The show offers a rare occasion to see seven of Hammond’s life-size Presences (1971–72) assembled together. Dense accumulations of paint-drenched fabric scraps, sewn together onto a hanger and strung from the ceiling, they take over a gallery space with a commanding, almost regal invincibility. Primal yet eloquent, scrappy but exquisitely constructed, they suggest strength in numbers while invoking the gritty urgency of the creative community of downtown New York in the 1970s. We are in their space, not vice versa, and they might seem intimidating if they weren’t installed at angles, as if in conversation with each one another (and with us). They claim space, yes, but they also invite others into it.

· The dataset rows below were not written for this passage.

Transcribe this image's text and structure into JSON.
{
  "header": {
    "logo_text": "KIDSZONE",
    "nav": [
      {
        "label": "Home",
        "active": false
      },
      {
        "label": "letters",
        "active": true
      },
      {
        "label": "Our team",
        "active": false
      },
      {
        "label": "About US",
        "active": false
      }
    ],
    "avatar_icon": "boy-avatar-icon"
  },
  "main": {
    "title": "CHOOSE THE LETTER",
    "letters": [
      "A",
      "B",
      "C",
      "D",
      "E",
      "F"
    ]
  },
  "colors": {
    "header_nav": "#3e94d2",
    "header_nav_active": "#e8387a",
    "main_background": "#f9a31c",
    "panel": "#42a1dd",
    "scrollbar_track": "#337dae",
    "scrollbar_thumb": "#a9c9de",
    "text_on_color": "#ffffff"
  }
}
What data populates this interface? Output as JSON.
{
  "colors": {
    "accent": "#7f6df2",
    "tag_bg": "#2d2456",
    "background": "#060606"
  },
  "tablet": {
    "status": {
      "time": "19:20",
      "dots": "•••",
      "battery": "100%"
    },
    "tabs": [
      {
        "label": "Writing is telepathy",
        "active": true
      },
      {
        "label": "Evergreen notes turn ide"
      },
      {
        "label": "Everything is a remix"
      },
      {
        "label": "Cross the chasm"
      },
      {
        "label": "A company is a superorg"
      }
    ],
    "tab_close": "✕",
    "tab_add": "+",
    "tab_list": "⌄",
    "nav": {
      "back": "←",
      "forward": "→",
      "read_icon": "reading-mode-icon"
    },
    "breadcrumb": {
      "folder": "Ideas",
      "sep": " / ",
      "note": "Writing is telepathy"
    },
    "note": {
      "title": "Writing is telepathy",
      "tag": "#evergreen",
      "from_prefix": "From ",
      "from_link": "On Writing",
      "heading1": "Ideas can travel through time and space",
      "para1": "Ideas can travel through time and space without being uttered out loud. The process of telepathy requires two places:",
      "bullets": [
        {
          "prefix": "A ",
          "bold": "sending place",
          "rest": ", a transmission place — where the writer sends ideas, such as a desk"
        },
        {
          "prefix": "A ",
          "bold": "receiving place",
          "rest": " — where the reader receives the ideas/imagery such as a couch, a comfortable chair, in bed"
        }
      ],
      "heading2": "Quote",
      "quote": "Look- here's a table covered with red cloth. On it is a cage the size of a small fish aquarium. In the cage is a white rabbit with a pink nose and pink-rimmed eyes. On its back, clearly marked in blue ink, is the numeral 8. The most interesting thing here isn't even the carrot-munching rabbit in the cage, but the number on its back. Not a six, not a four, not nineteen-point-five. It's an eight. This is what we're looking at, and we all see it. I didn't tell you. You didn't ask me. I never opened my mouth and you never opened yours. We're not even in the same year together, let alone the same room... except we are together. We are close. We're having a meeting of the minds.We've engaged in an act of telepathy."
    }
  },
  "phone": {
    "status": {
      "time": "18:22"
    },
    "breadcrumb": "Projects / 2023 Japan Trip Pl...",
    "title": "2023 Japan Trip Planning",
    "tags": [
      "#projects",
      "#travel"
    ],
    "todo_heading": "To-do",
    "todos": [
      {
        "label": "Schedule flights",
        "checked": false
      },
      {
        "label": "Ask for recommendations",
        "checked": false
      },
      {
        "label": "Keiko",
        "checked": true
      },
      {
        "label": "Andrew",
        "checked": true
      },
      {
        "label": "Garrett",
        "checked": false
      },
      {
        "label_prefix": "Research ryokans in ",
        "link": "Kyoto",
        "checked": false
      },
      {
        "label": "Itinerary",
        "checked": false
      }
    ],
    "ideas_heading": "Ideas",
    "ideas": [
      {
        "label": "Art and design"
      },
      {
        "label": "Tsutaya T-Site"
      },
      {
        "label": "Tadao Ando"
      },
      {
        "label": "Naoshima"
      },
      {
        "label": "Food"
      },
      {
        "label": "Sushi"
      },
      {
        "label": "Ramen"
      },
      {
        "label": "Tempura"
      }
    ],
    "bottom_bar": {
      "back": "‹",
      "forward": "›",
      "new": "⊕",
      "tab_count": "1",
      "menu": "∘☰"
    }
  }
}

Hammond’s way has always been less about intimidation than infiltration. In her series of rarely exhibited Floorpieces (1973)—one of the stunners of the show—five circular textiles with concentric rings of color seem to bubble up from underground like hot springs, stealthily penetrating the space of the museum. Made from braided, coiled rags, which Hammond then partially painted, they read more like floor paintings than sculptures. They clearly share a lineage with the domestic handicraft of the rag rug, but here the notion of “women’s work” seems more about the labor of love of making art and getting it seen. Hammond also seems to be riffing on Carl Andre’s Minimalist floor sculptures from the late 1960s, but the artist’s hand is integral to the work rather than stripped away. She has referred to braiding as a “lesbian” activity, with like strands coming together to become stronger, and she recalls sitting in the center of her Floorpieces while making them, working her way out as the spiral grows—a process she likens to the circular movements of aikido and tai chi, martial arts that she practiced for decades.
Hammond has largely avoided representing the body, pictorially, and there is no sign of the male gaze here, as in much other feminist work of the 1970s and ’80s. But the body is everywhere. She has painted on discarded canvas tatami mats from her martial arts dojos, “charged with body contact,” as she’s described, while her Wrapped Sculptures (1977–84), merging a corporeality with upholstery, consist of an armature, or skeleton, wrapped with cloth (flesh), and then covered with coating of paint or rubber latex, or “skin,” a term she’s used to describe paint.
That metaphor might suggest vulnerability in some hands. But for Hammond, the body is resilient and skin, or paint, a protective barrier, even when punctured, scraped, or bound, as suggested in her ongoing series of “Near Monochromes,” which she’s been working on since the early 2000s. Here, she allows all kinds of content to infiltrate a tradition—the Modernist monochrome—that traditionally forbade it. Tiny bits of color seep up through fissures and sutures, for instance, while laces and straps collaged onto the surface and embedded under the paint disrupt the would-be pristine surface with a blatant suggestion of bandaging and binding.
At times these works bring to mind Alberto Burri’s scarred and burned abstractions from the 1960s. But for Hammond, there is always more of a sense of repairing, restoring, and connecting. As she told an audience shortly after the exhibition opened: “A bandage always implies the wound. A bandaged grid implies a disruption of utopian egalitarian order—but also the possibility of holding together, of healing.” That’s the Harmony Hammond that is still articulating a quietly reassuring fierceness through her abstraction, 50 years after she first found her voice.